Medium ground finch (Geospiza fortis) with a large beak
A large and hard seed of the Jamaican fever plant ((Tribulus cistoides)
1982: Storm and breeding of competitor
However, things began to change again, when in 1982, large ground finches (Geospiza magnirostris) which otherwise only visited this small island in the dry seasons, set up a breeding population for the first time. A strong storm towards the end of 1982, also brought abundant rainfall and hence, food. The primary source of food of the newly arrived finches (G. magnirostris) was the seeds of the Jamaican fever plant, the same seeds which were also fed upon by the large-beaked members of G.fortis. However, the larger, newly arrived finches were much better in breaking open these seeds than G. fortis. With strong competition, G. fortis soon found it unprofitable to attempt feeding on these larger seeds and had to shift their diet back to smaller seeds, which were by now, abundant on the island.
Large ground finch (Geospiza magnirostris) — the much larger competitor with a bigger beak
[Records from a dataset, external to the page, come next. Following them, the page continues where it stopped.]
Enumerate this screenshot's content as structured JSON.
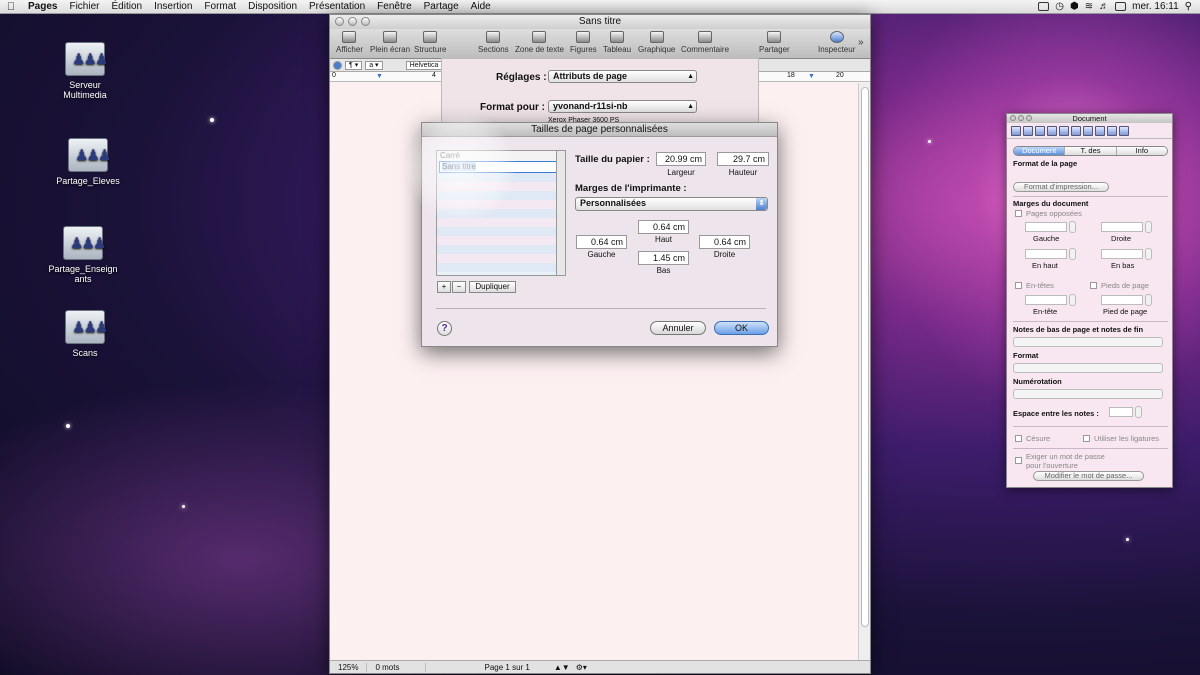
{
  "menubar": {
    "app": "Pages",
    "items": [
      "Fichier",
      "Édition",
      "Insertion",
      "Format",
      "Disposition",
      "Présentation",
      "Fenêtre",
      "Partage",
      "Aide"
    ],
    "clock": "mer. 16:11"
  },
  "desktop": {
    "icons": [
      {
        "label": "Serveur Multimedia"
      },
      {
        "label": "Partage_Eleves"
      },
      {
        "label": "Partage_Enseignants"
      },
      {
        "label": "Scans"
      }
    ]
  },
  "window": {
    "title": "Sans titre",
    "toolbar": {
      "afficher": "Afficher",
      "plein_ecran": "Plein écran",
      "structure": "Structure",
      "sections": "Sections",
      "zone_de_texte": "Zone de texte",
      "figures": "Figures",
      "tableau": "Tableau",
      "graphique": "Graphique",
      "commentaire": "Commentaire",
      "partager": "Partager",
      "inspecteur": "Inspecteur"
    },
    "formatbar": {
      "font": "Helvetica"
    },
    "ruler": {
      "marks": [
        "0",
        "4",
        "18",
        "20"
      ]
    },
    "status": {
      "zoom": "125%",
      "words": "0 mots",
      "page": "Page 1 sur 1"
    }
  },
  "print_sheet": {
    "reglages_label": "Réglages :",
    "reglages_value": "Attributs de page",
    "format_label": "Format pour :",
    "format_value": "yvonand-r11si-nb",
    "printer_sub": "Xerox Phaser 3600 PS"
  },
  "dialog": {
    "title": "Tailles de page personnalisées",
    "list": {
      "items": [
        "Carré"
      ],
      "editing": "Sans titre"
    },
    "paper_label": "Taille du papier :",
    "width_value": "20.99 cm",
    "width_label": "Largeur",
    "height_value": "29.7 cm",
    "height_label": "Hauteur",
    "margins_label": "Marges de l'imprimante :",
    "margins_value": "Personnalisées",
    "top_value": "0.64 cm",
    "top_label": "Haut",
    "left_value": "0.64 cm",
    "left_label": "Gauche",
    "right_value": "0.64 cm",
    "right_label": "Droite",
    "bottom_value": "1.45 cm",
    "bottom_label": "Bas",
    "add": "+",
    "remove": "−",
    "duplicate": "Dupliquer",
    "help": "?",
    "cancel": "Annuler",
    "ok": "OK"
  },
  "inspector": {
    "title": "Document",
    "tabs": [
      "Document",
      "T. des matières",
      "Info"
    ],
    "format_page": "Format de la page",
    "format_impression_btn": "Format d'impression...",
    "marges_doc": "Marges du document",
    "pages_opposees": "Pages opposées",
    "gauche": "Gauche",
    "droite": "Droite",
    "en_haut": "En haut",
    "en_bas": "En bas",
    "en_tetes": "En-têtes",
    "pieds_de_page": "Pieds de page",
    "en_tete": "En-tête",
    "pied_de_page": "Pied de page",
    "notes": "Notes de bas de page et notes de fin",
    "format": "Format",
    "numerotation": "Numérotation",
    "espace": "Espace entre les notes :",
    "cesure": "Césure",
    "ligatures": "Utiliser les ligatures",
    "exiger": "Exiger un mot de passe",
    "pour_ouverture": "pour l'ouverture",
    "modifier_btn": "Modifier le mot de passe..."
  }
}
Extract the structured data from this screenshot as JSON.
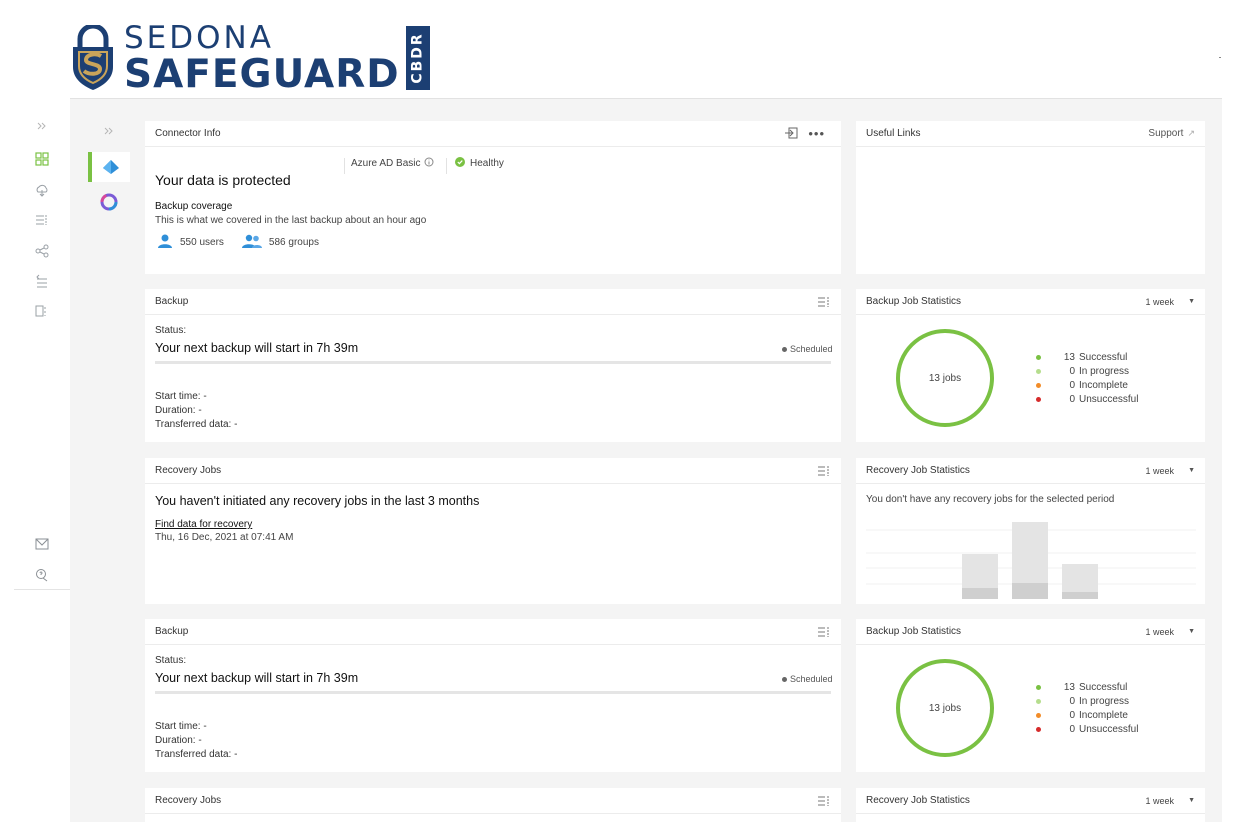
{
  "brand": {
    "line1": "SEDONA",
    "line2": "SAFEGUARD",
    "badge": "CBDR",
    "primary_color": "#1c3f73",
    "accent_color": "#c9a45a"
  },
  "rail": {
    "collapse_icon": "double-chevron-right-icon",
    "items": [
      "dashboard-icon",
      "cloud-backup-icon",
      "list-filter-icon",
      "share-icon",
      "restore-icon",
      "report-icon",
      "mail-icon",
      "support-chat-icon"
    ]
  },
  "subnav": {
    "items": [
      "azure-ad-icon",
      "microsoft-365-icon"
    ]
  },
  "connector_info": {
    "title": "Connector Info",
    "service": "Azure AD Basic",
    "status": "Healthy",
    "headline": "Your data is protected",
    "coverage_title": "Backup coverage",
    "coverage_sub": "This is what we covered in the last backup about an hour ago",
    "users": "550 users",
    "groups": "586 groups"
  },
  "useful_links": {
    "title": "Useful Links",
    "support": "Support"
  },
  "backup_1": {
    "title": "Backup",
    "status_label": "Status:",
    "headline": "Your next backup will start in 7h 39m",
    "badge": "Scheduled",
    "start_time": "Start time: -",
    "duration": "Duration: -",
    "transferred": "Transferred data: -"
  },
  "backup_stats_1": {
    "title": "Backup Job Statistics",
    "range": "1 week",
    "center": "13 jobs"
  },
  "recovery_1": {
    "title": "Recovery Jobs",
    "headline": "You haven't initiated any recovery jobs in the last 3 months",
    "link": "Find data for recovery",
    "date": "Thu, 16 Dec, 2021 at 07:41 AM"
  },
  "recovery_stats_1": {
    "title": "Recovery Job Statistics",
    "range": "1 week",
    "message": "You don't have any recovery jobs for the selected period"
  },
  "backup_2": {
    "title": "Backup",
    "status_label": "Status:",
    "headline": "Your next backup will start in 7h 39m",
    "badge": "Scheduled",
    "start_time": "Start time: -",
    "duration": "Duration: -",
    "transferred": "Transferred data: -"
  },
  "backup_stats_2": {
    "title": "Backup Job Statistics",
    "range": "1 week",
    "center": "13 jobs"
  },
  "recovery_2": {
    "title": "Recovery Jobs"
  },
  "recovery_stats_2": {
    "title": "Recovery Job Statistics",
    "range": "1 week"
  },
  "chart_data": [
    {
      "type": "pie",
      "title": "Backup Job Statistics",
      "center_label": "13 jobs",
      "categories": [
        "Successful",
        "In progress",
        "Incomplete",
        "Unsuccessful"
      ],
      "values": [
        13,
        0,
        0,
        0
      ],
      "colors": [
        "#7ac143",
        "#b5dd8d",
        "#f28c28",
        "#d62b2b"
      ],
      "legend": "right"
    },
    {
      "type": "pie",
      "title": "Backup Job Statistics",
      "center_label": "13 jobs",
      "categories": [
        "Successful",
        "In progress",
        "Incomplete",
        "Unsuccessful"
      ],
      "values": [
        13,
        0,
        0,
        0
      ],
      "colors": [
        "#7ac143",
        "#b5dd8d",
        "#f28c28",
        "#d62b2b"
      ],
      "legend": "right"
    }
  ]
}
With the shift in the diet because of competition, the smaller beaked individuals of G. fortis were better able to find food and hence, reproduce. As before, this time, smaller beaked individuals had more young ones and passed on their genes of smaller beaks to the next generation. So in the forthcoming generations, the average beak size of G. fortis again started reducing till it was similar to the beak size in 1977! Till 2003, the two populations sustained happily on available seeds.
The 2003 drought!
Overconsumption of these large seeds and scanty rainfall in 2003-2004 led to severe depletion of food sources for the finches. A large number of both species of finches died due to starvation in these 2 years. In fact, only 83 individuals of G. fortis and 13 individuals of G. magnirostris were left on the island by 2005!
However, while most finches were dying because of no food, something exciting was happening too — G. fortis individuals with tiny beaks could easily pick up even smaller seeds which large finches never ate!
So, there was again a shift in diet. G. fortis with tiny beaks survived the drought and hence reproduced better. That is the reason why, in the 2005 generation of finches, the beaks of G. fortis were even smaller than those in 1977!
We would have imagined evolution to take hundreds of years to produce the necessary change in a species for its survival. You would be surprised to know that all that it took for the beaks to undergo a major change in the beak size was just 22 years, a few generations, strong competition, and harsh climatic changes!
Researchers involved in this study have spent over three decades to provide first-hand evidence for evolutionary changes as a result of competition and climatic conditions occurring in nature. Curiosity, persistence and determination were what drove the researchers in this study to witness this massive evolutionary response unfold within the lifetime of humanity. This observed phenomenal event was the greatest recorded in the thirty-three years of study and marks a significant contribution to evolutionary studies and the first ever recorded event of physical changes due to competition.
Anyone out there still questioning evolution?!
Original research paper: Grant, Peter R., and B. Rosemary Grant. "Evolution of character displacement in Darwin's finches." science 313.5784 (2006): 224-226.
Link to the original paper: https://science.sciencemag.org/content/313/5784/224.abstract
This article has been contribued by Nagarathna Balakrishnan, edited by Devica Ranade